A company who’s job it is to recover energy costs for businesses have warned that millions are being lost each year due to Transmission Network Use of System (TNUoS) charges.
PCMG, a cost management consultancy, claim that seven figure sums are being lost due to a 160% rise in TNUoS charges since 2010.
The TNUoS costs incurred by businesses is due to the charges imposed to transport electricity over long distances.
Making up around 6% of of the total energy bill businesses will receive, TNUoS charges are calculated by the distances energy has to travel from national to regional networks.
Yet, rather than gauge usage over the entire year, PCMG claim these charges are worked out ‘when demand across the system is at its highest between November and the end of February’.
Will Stephens, Senior Energy Analyst at PCMG, said: “TNUoS charges have increased astronomically in the last 15 years. For high energy users, from manufacturing firms to cold storage companies, or just those with multiple sites, it can be a huge cost, representing a big chunk of the energy bill.”
He added: “TNUoS charges are based on looking at the three peak half hour periods, known as Triads, of energy use from November to the end of February and then the charge for each business is based on those periods.
“Typically Triad periods occur most often in December and January, between 17:00 and 18:30 when the tea time rush combines with the commercial demand. The measures have to be 10 days apart and often weather and temperature can play a part.”
According to PCMG, businesses can bring down TNUoS costs by looking at when energy is used.

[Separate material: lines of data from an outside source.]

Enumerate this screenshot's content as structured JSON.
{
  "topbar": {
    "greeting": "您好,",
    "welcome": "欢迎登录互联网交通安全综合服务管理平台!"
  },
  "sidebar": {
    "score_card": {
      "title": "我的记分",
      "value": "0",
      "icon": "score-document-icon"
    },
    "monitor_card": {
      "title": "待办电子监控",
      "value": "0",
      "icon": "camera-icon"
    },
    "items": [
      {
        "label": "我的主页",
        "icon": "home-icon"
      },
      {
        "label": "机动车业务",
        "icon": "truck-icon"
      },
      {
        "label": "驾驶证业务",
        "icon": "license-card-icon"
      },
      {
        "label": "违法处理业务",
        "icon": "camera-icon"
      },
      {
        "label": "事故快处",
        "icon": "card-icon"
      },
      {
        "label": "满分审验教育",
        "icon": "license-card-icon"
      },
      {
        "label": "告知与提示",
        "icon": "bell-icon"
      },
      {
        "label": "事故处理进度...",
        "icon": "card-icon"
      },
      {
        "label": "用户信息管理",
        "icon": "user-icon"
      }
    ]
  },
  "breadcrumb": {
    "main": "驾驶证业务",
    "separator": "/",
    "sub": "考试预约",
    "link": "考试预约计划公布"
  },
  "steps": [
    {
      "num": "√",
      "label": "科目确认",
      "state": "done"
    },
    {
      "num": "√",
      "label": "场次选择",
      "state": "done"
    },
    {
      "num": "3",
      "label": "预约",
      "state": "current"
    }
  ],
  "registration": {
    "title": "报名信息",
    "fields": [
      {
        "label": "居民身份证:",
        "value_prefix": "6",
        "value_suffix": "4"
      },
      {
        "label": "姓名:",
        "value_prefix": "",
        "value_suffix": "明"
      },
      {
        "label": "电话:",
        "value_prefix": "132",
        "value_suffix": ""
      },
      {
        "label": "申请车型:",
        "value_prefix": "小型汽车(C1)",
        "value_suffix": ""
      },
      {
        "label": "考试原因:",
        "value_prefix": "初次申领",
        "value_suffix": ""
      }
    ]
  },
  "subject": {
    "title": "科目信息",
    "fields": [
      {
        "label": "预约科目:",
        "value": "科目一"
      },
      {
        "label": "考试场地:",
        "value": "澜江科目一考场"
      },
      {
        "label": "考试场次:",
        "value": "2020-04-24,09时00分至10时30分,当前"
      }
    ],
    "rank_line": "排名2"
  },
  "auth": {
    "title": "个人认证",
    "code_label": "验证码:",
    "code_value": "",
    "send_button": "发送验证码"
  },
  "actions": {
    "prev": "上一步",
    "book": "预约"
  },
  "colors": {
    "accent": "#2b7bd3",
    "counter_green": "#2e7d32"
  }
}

“We’ve worked with clients on electricity management to radically reduce or even bring TNUoS to a zero cost,” Will said.
“This can be done through predicting when the Triad periods are likely to fall and then looking at energy usage during these peak periods, shutting down processes in the peak energy use period.
“Key to this is having access to real time data showing what you use and then putting in place an effective energy management process, even shift to onsite generation if you can, to ensure you aren’t putting load on the system during a peak period.”